Entries from a dataset of interfaces:
• • •
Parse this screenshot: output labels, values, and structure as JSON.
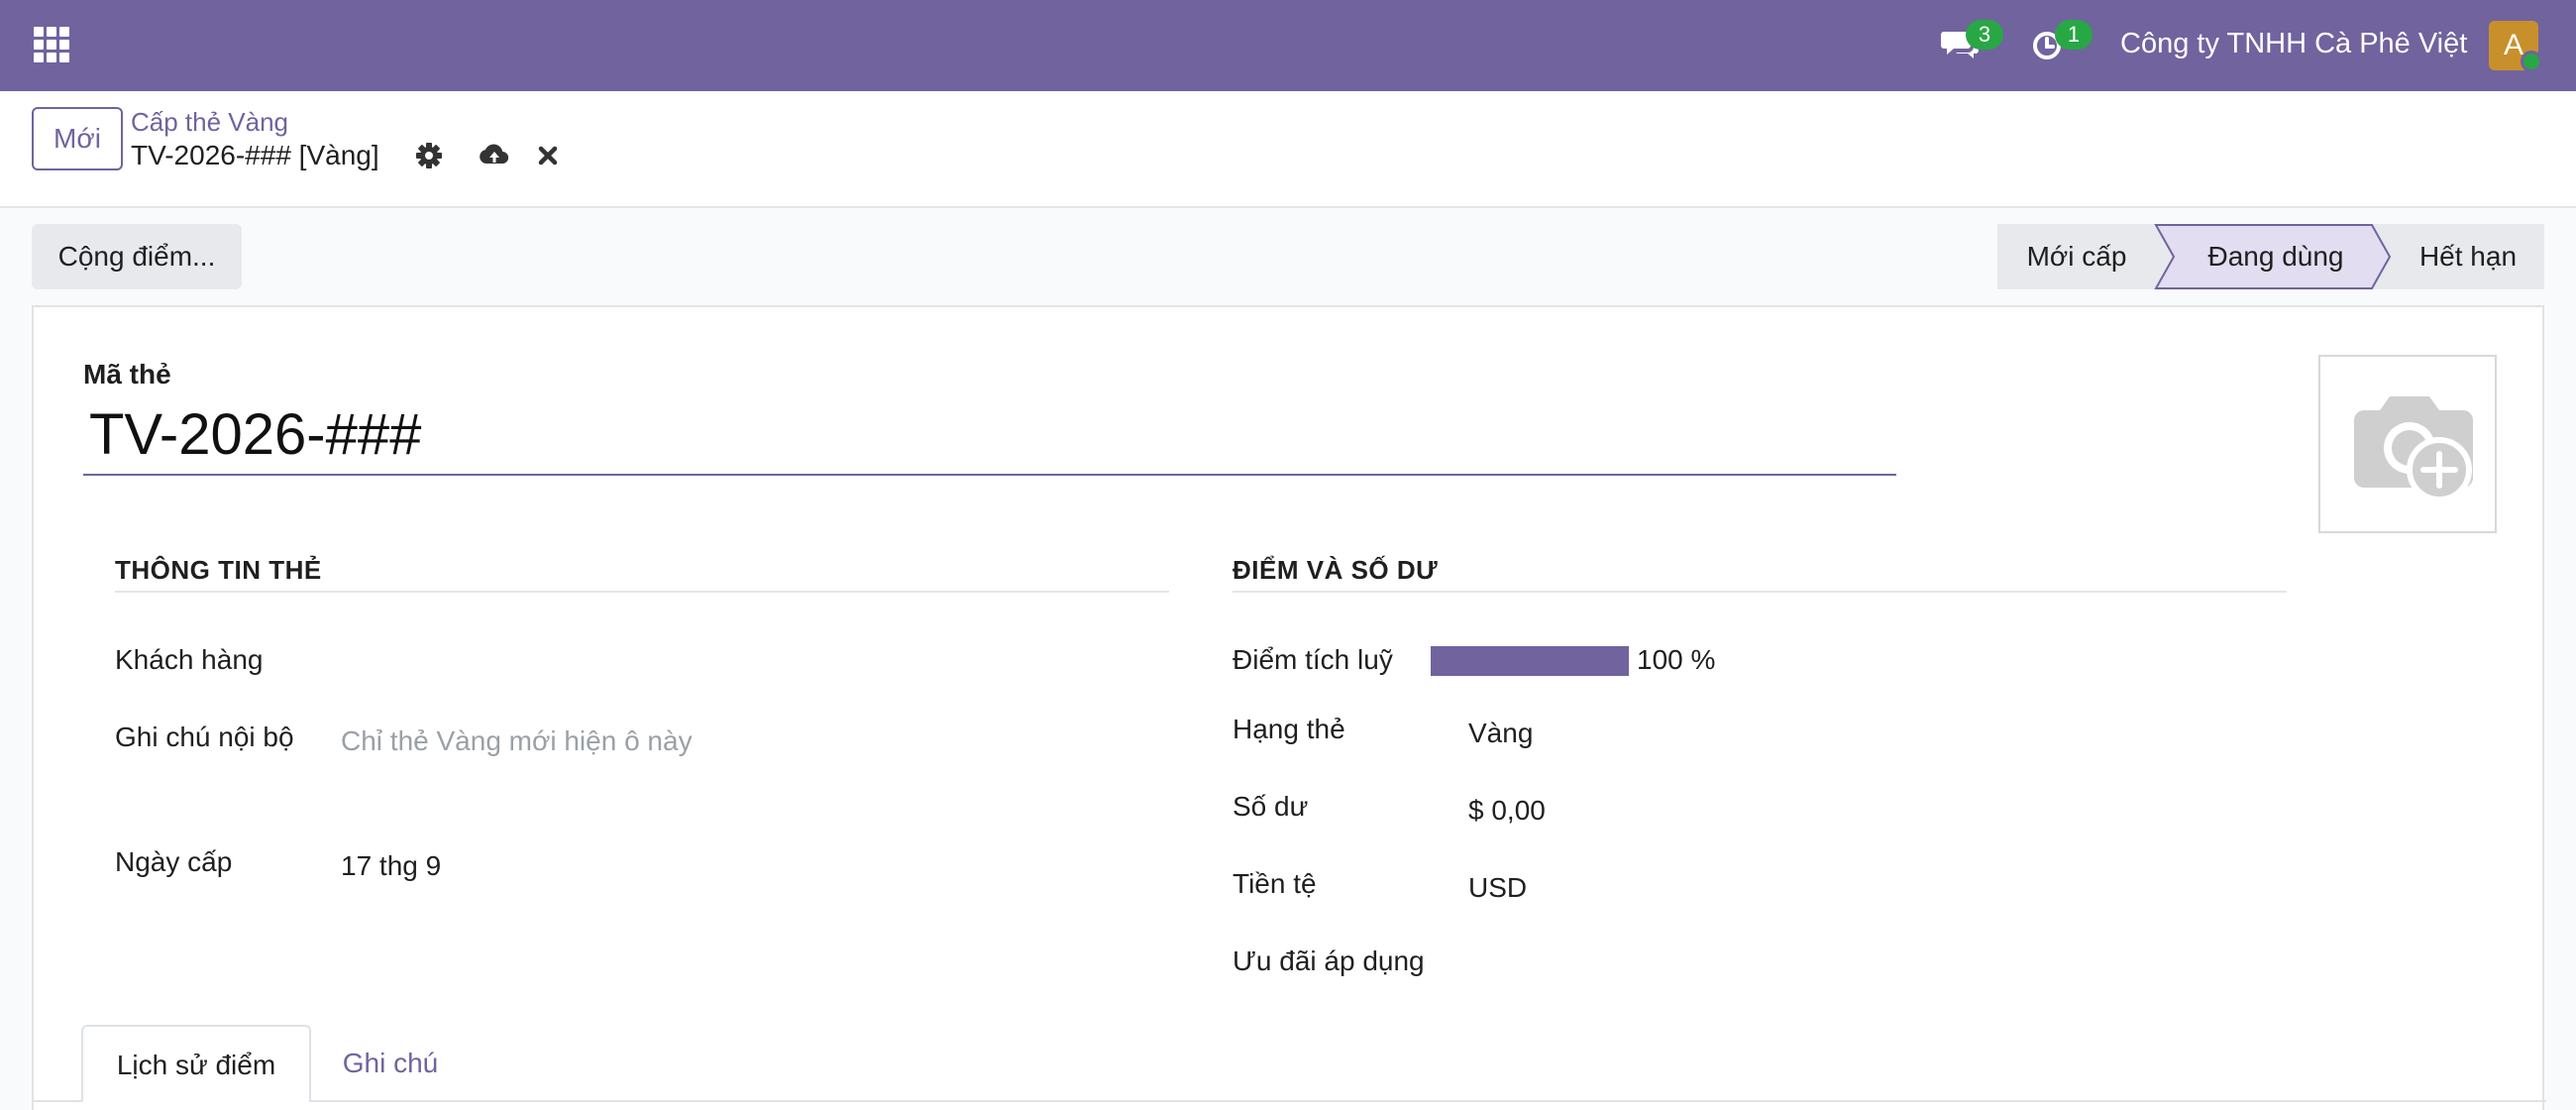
{
  "navbar": {
    "messages_count": "3",
    "activities_count": "1",
    "company": "Công ty TNHH Cà Phê Việt",
    "avatar_initial": "A",
    "colors": {
      "primary": "#71639e",
      "badge": "#28a745",
      "avatar": "#c8902b"
    }
  },
  "control_panel": {
    "new_button": "Mới",
    "breadcrumb_parent": "Cấp thẻ Vàng",
    "record_title": "TV-2026-### [Vàng]",
    "icons": [
      "gear-icon",
      "cloud-upload-icon",
      "close-icon"
    ]
  },
  "actions": {
    "add_points_button": "Cộng điểm..."
  },
  "statusbar": {
    "steps": [
      {
        "label": "Mới cấp",
        "active": false
      },
      {
        "label": "Đang dùng",
        "active": true
      },
      {
        "label": "Hết hạn",
        "active": false
      }
    ]
  },
  "form": {
    "code_label": "Mã thẻ",
    "code_value": "TV-2026-###",
    "card_info": {
      "title": "THÔNG TIN THẺ",
      "customer_label": "Khách hàng",
      "customer_value": "",
      "internal_note_label": "Ghi chú nội bộ",
      "internal_note_placeholder": "Chỉ thẻ Vàng mới hiện ô này",
      "issue_date_label": "Ngày cấp",
      "issue_date_value": "17 thg 9"
    },
    "points_balance": {
      "title": "ĐIỂM VÀ SỐ DƯ",
      "points_label": "Điểm tích luỹ",
      "points_percent": 100,
      "points_text": "100 %",
      "tier_label": "Hạng thẻ",
      "tier_value": "Vàng",
      "balance_label": "Số dư",
      "balance_value": "$ 0,00",
      "currency_label": "Tiền tệ",
      "currency_value": "USD",
      "offers_label": "Ưu đãi áp dụng",
      "offers_value": ""
    }
  },
  "tabs": [
    {
      "label": "Lịch sử điểm",
      "active": true
    },
    {
      "label": "Ghi chú",
      "active": false
    }
  ]
}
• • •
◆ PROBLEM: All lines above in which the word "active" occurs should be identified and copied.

◆ SOLUTION TO THIS EXERCISE:
        "active": false
        "active": true
        "active": false
      "active": true
      "active": false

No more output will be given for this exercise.